Are Infections at Daycare Good for Immunity in the Long Run?
Almost any parent who has used a Daycare for their children will report the ridiculously huge or ‘dysteleological’ number of infections that occur (particularly during winter time). Some parents are quite bravado about the infections their children suffer and do not refrain from taking in their infectious children (and happily spreading their germs around, time and time again). Other parents are more cautious in sending in their sick kids. Bless their souls. Are these the parents who are worse hit with their average infection? It wouldn’t surprise me if many of these cautious parents comprise the sub-group who frequently end up in hospital with their kids suffering the fallout of a simple cold with croup, asthma exacerbations, and dehydration from ‘a little tummy bug’ and so on.
How well a child recovers from any one illness can impact on their overall health and wellbeing. There is no denying the fact that some germ exposure is useful in building the foundations to a strong immune system. But, for some children who attend daycare, the winter onslaught may simply be too much and the kid is unable to bounce back between infections. The end result is a 21st century “sickly child” floating from infection to infection without experiencing substantial periods of wellness in-between. I reckon I’ve got me one of those in my house…But this isn’t a laughing matter, because being chronically ill can have an impact on sleep and appetite and when these are disrupted so too increases the risk of a child’s growth and development being affected.
Day Care Germs and the Future

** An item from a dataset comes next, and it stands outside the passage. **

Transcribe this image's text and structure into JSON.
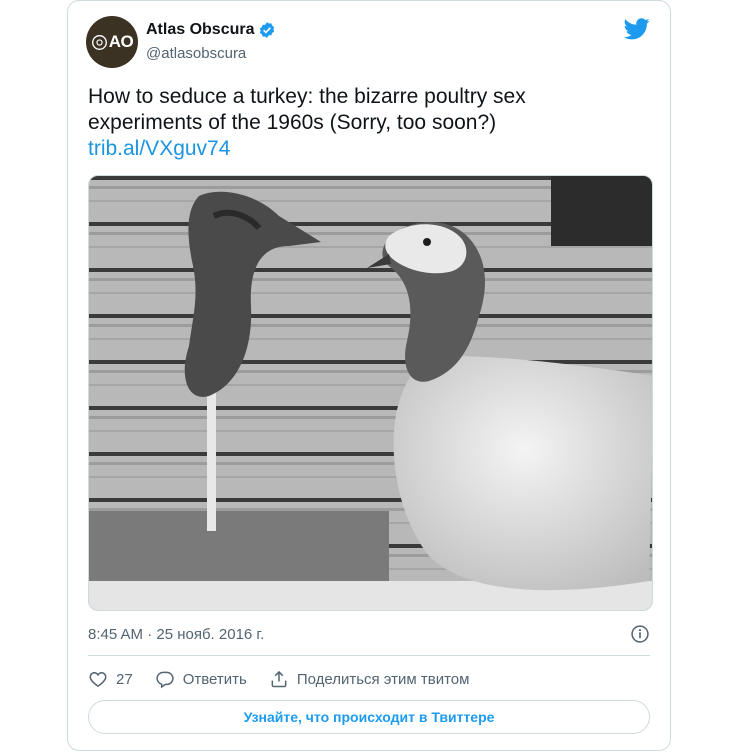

In other posts on Re-Respect the Germ I’ve made my thoughts quite clear on what I think needs to change in 21st Century attitudes to illness and illness behaviours. But specifically with regards to Daycare Germs the wilful spread of germs by a certain population of selfish parents, I’m at a loss…I repeatedly see and hear of sick kids being sent in to Daycare by parents who know jolly well quite how sick their children are. Oh yes, I have a wealth of examples that would make any germ conscious parent’s blood boil with frustration. But what is the solution? Daycare centres can send home sick kids (and they frequently have to) but only after the sick kid has sprayed their classmates with germs. Daycare centres will repeatedly write up centre policy in weekly newsletters but it seems, these policies are either not read, or are conveniently ignored. What doesn’t help is when the centre is part of chain and not actually owned by the centre manager: it is my opinion that employed centre staff are frequently afraid of coming on ‘too strong’ to these parents, (in certain areas at least) fearing a complaint and interference from head office.
So, I’d like to develop some sort of tool, a poster, a checklist…something that can be put by the ‘signing in’ sheet or at the entrance to the centre itself to prompt parents to check their conscience, at least (if not their kid!) one last time before doing the ‘drop and run.’
Do you think something like this would work or would these parents (particularly the repeat offenders) just ignore it too? Please help me to brainstorm this, as I’d love your input!